Among the healthiest baby-led weaning first foods you can give your baby are the following:
- Pumpkin or squash
- Sweet potatoes
- Lean meat
The list of food below are those that you should avoid when your baby is under the age of 1:
- Undercooked food
When you choose to baby-led wean, you can give anything to your baby, including regular table food. Just be sure to give him a little bit of everything so he can explore and know what he prefers to eat. You may also choose to prepare some healthy BLW recipes once in a while.
How to get started with baby-led weaning?
When I baby-led wean my third child, I came to realize its benefits because I never got to do the same for my older kids. But to be honest, I felt a little scared. I literally could not take my eyes off my baby because I was afraid she might choke. Surprisingly, she did well! She ate a few pieces of sliced avocado and finished everything in one go. What an appetite! Well, here are a few tips I can share with you when you start feeding:
- Whether you are breastfeeding or formula feeding, continue giving your little one the same amount of milk. Your baby is still adjusting and will not be able to get the full nutrition he needs yet.
- You may offer food on your preferred schedule but as much as possible, give something to your baby when he is hungry.
- Set aside the fancy plates and bowls for now. A simple tray or plate may do the work for now. Your baby’s interest is set on the food you give him.
Want a more in-depth look at baby-led weaning? I recommend the book Simple and safe baby-led weaning: How to integrate foods, master portion sizes, and identify allergies.
Eating healthy as one family

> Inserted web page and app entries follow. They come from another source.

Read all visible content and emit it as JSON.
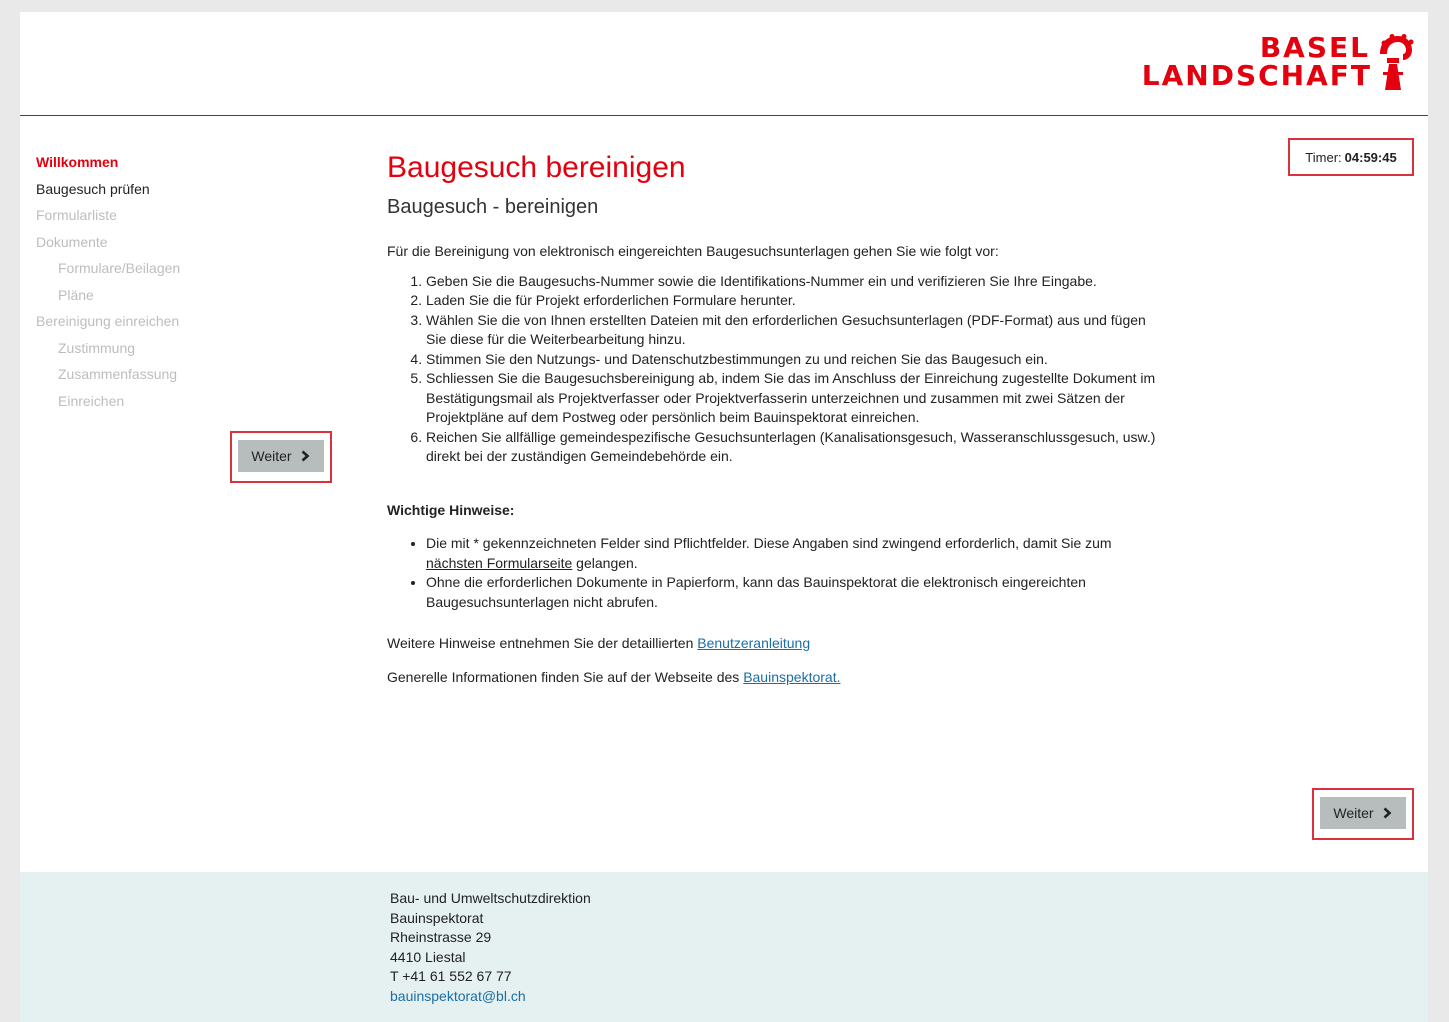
{
  "logo": {
    "line1": "BASEL",
    "line2": "LANDSCHAFT",
    "brand_color": "#e3000f"
  },
  "sidebar": {
    "items": [
      {
        "label": "Willkommen",
        "state": "active"
      },
      {
        "label": "Baugesuch prüfen",
        "state": "enabled"
      },
      {
        "label": "Formularliste",
        "state": "disabled"
      },
      {
        "label": "Dokumente",
        "state": "disabled"
      },
      {
        "label": "Formulare/Beilagen",
        "state": "disabled"
      },
      {
        "label": "Pläne",
        "state": "disabled"
      },
      {
        "label": "Bereinigung einreichen",
        "state": "disabled"
      },
      {
        "label": "Zustimmung",
        "state": "disabled"
      },
      {
        "label": "Zusammenfassung",
        "state": "disabled"
      },
      {
        "label": "Einreichen",
        "state": "disabled"
      }
    ],
    "next_button": {
      "label": "Weiter",
      "icon": "chevron-right-icon"
    }
  },
  "timer": {
    "label": "Timer:",
    "value": "04:59:45"
  },
  "main": {
    "title": "Baugesuch bereinigen",
    "subtitle": "Baugesuch - bereinigen",
    "intro": "Für die Bereinigung von elektronisch eingereichten Baugesuchsunterlagen gehen Sie wie folgt vor:",
    "steps": [
      "Geben Sie die Baugesuchs-Nummer sowie die Identifikations-Nummer ein und verifizieren Sie Ihre Eingabe.",
      "Laden Sie die für Projekt erforderlichen Formulare herunter.",
      "Wählen Sie die von Ihnen erstellten Dateien mit den erforderlichen Gesuchsunterlagen (PDF-Format) aus und fügen Sie diese für die Weiterbearbeitung hinzu.",
      "Stimmen Sie den Nutzungs- und Datenschutzbestimmungen zu und reichen Sie das Baugesuch ein.",
      "Schliessen Sie die Baugesuchsbereinigung ab, indem Sie das im Anschluss der Einreichung zugestellte Dokument im Bestätigungsmail als Projektverfasser oder Projektverfasserin unterzeichnen und zusammen mit zwei Sätzen der Projektpläne auf dem Postweg oder persönlich beim Bauinspektorat einreichen.",
      "Reichen Sie allfällige gemeindespezifische Gesuchsunterlagen (Kanalisationsgesuch, Wasseranschlussgesuch, usw.) direkt bei der zuständigen Gemeindebehörde ein."
    ],
    "hints_title": "Wichtige Hinweise:",
    "hint1_before": "Die mit * gekennzeichneten Felder sind Pflichtfelder. Diese Angaben sind zwingend erforderlich, damit Sie zum ",
    "hint1_underlined": "nächsten Formularseite",
    "hint1_after": " gelangen.",
    "hint2": "Ohne die erforderlichen Dokumente in Papierform, kann das Bauinspektorat die elektronisch eingereichten Baugesuchsunterlagen nicht abrufen.",
    "manual_text": "Weitere Hinweise entnehmen Sie der detaillierten ",
    "manual_link": "Benutzeranleitung",
    "info_text": "Generelle Informationen finden Sie auf der Webseite des ",
    "info_link": "Bauinspektorat.",
    "next_button": {
      "label": "Weiter",
      "icon": "chevron-right-icon"
    }
  },
  "footer": {
    "org": "Bau- und Umweltschutzdirektion",
    "dept": "Bauinspektorat",
    "street": "Rheinstrasse 29",
    "city": "4410 Liestal",
    "phone": "T +41 61 552 67 77",
    "email": "bauinspektorat@bl.ch"
  }
}
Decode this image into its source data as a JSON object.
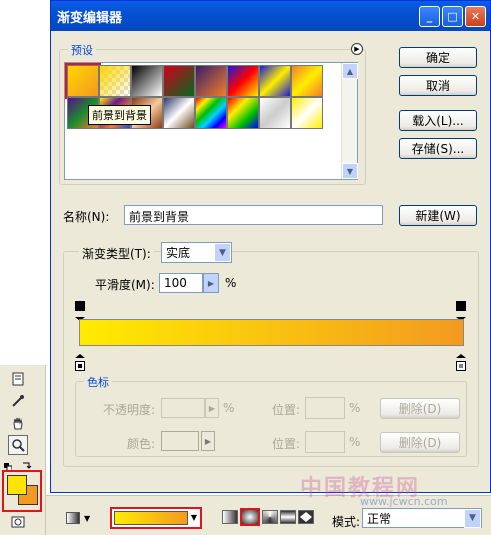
{
  "dialog": {
    "title": "渐变编辑器",
    "presets_label": "预设",
    "ok": "确定",
    "cancel": "取消",
    "load": "载入(L)...",
    "save": "存储(S)...",
    "tooltip": "前景到背景",
    "name_label": "名称(N):",
    "name_value": "前景到背景",
    "new_button": "新建(W)",
    "gradient_type_label": "渐变类型(T):",
    "gradient_type_value": "实底",
    "smoothness_label": "平滑度(M):",
    "smoothness_value": "100",
    "percent": "%",
    "color_stops_label": "色标",
    "opacity_label": "不透明度:",
    "location_label": "位置:",
    "delete_label": "删除(D)",
    "color_label": "颜色:"
  },
  "presets": [
    {
      "name": "foreground-to-background",
      "colors": [
        "#ffd500",
        "#f39a20"
      ],
      "selected": true
    },
    {
      "name": "foreground-to-transparent",
      "colors": [
        "#ffd500",
        "transparent"
      ]
    },
    {
      "name": "black-white",
      "colors": [
        "#000000",
        "#ffffff"
      ]
    },
    {
      "name": "red-green",
      "colors": [
        "#d4001b",
        "#006a20"
      ]
    },
    {
      "name": "violet-orange",
      "colors": [
        "#3a1d6a",
        "#f07f2a"
      ]
    },
    {
      "name": "blue-red-yellow",
      "colors": [
        "#1a1ad8",
        "#ff0000",
        "#ffee00"
      ]
    },
    {
      "name": "blue-yellow-blue",
      "colors": [
        "#1a1ad8",
        "#ffee00",
        "#1a1ad8"
      ]
    },
    {
      "name": "orange-yellow-orange",
      "colors": [
        "#f07f2a",
        "#ffee00",
        "#f07f2a"
      ]
    },
    {
      "name": "violet-green-orange",
      "colors": [
        "#5a0d8a",
        "#1b8a2e",
        "#f07f2a"
      ]
    },
    {
      "name": "yellow-violet-orange-blue",
      "colors": [
        "#ffee00",
        "#6a1a8a",
        "#f07f2a",
        "#1a4ad8"
      ]
    },
    {
      "name": "copper",
      "colors": [
        "#8a3a10",
        "#f7c9a0",
        "#8a3a10"
      ]
    },
    {
      "name": "chrome",
      "colors": [
        "#2a3a6a",
        "#ffffff",
        "#6a4a20"
      ]
    },
    {
      "name": "spectrum",
      "colors": [
        "#ff0000",
        "#ffee00",
        "#00c000",
        "#00d0ff",
        "#0000ff",
        "#ff00ff"
      ]
    },
    {
      "name": "transparent-rainbow",
      "colors": [
        "#ff0000",
        "#ffee00",
        "#00c000",
        "#0000ff"
      ]
    },
    {
      "name": "transparent-stripes",
      "colors": [
        "#ffffff",
        "#cccccc",
        "#ffffff"
      ]
    },
    {
      "name": "checker-yellow",
      "colors": [
        "#ffee00",
        "#ffffff",
        "#ffee00"
      ]
    }
  ],
  "optbar": {
    "mode_label": "模式:",
    "mode_value": "正常"
  },
  "watermark": {
    "text": "中国教程网",
    "url": "www.jcwcn.com"
  },
  "colors": {
    "foreground": "#ffe400",
    "background": "#f39a20",
    "highlight": "#e0151b"
  }
}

Imagine yourself at the dining table. You see yourself eating and having fun with the family along with your baby, and everyone is enjoying that moment. That is what baby-led weaning is all about. When you trust your baby, when you give him independence, and when you make everything fun while eating, you get to the heart of baby-led weaning.